Most importantly, once the right to audit clause is in place, the advertiser must exercise its right to detect and deter abusive or wasteful practices and potentially recover appropriate funds. This can include performing regularly scheduled limited audits for some accounts, conducting comprehensive examinations on an annual or bi-annual basis, or performing exit audits after an agency relationship has been terminated. Often overlooked, as well as extremely effective, are post-audit monitoring programs with metrics specifically tailored to each relationship that can be objectively measured. Results can be shared and act as a self-policing mechanism to maintain improved performance. These performance metrics can also be integrated into client-agency evaluations.

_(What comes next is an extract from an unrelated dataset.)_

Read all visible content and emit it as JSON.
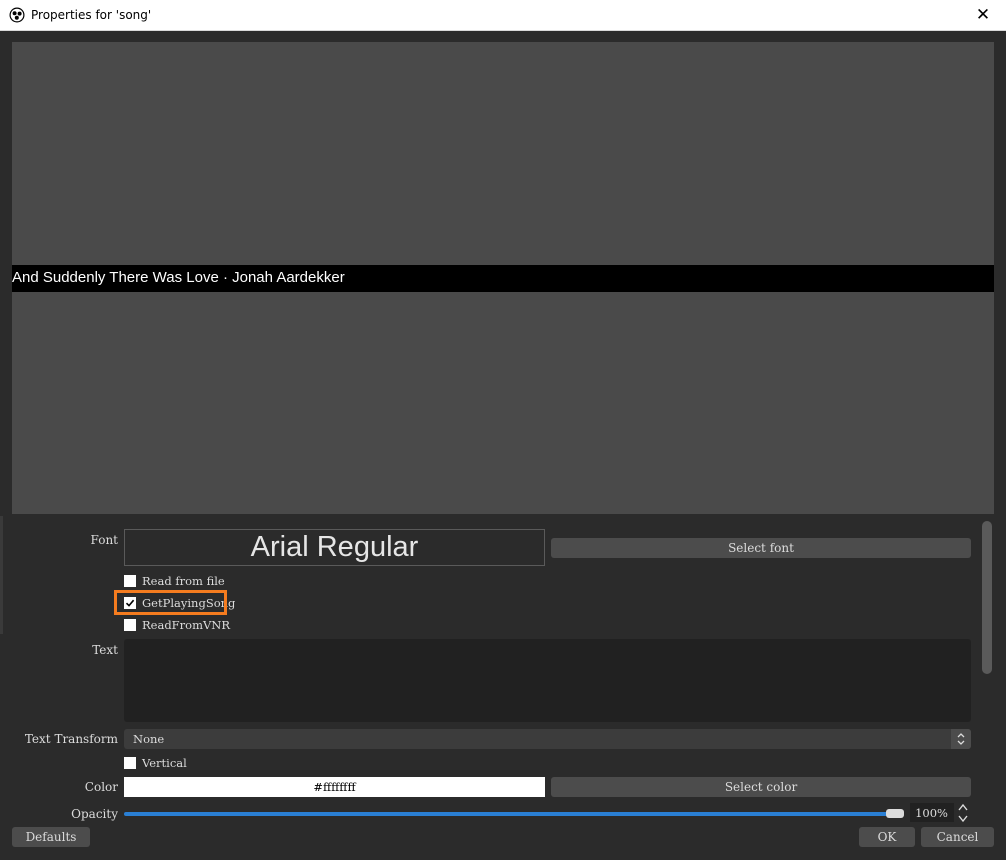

Right to audit clauses are a necessity in today’s business environment. Determining a schedule, methodology, and defined approach that encompasses all members of an organization’s marketing vendor network provides assurance to management that it has adequate rights to oversee its advertising dollars and can identify and take advantage of opportunities for efficiencies through improved oversight.
Interested in a complimentary second opinion on your agency agreement right to audit clause? Contact Jim Bean, Principal, AARM at email@example.com.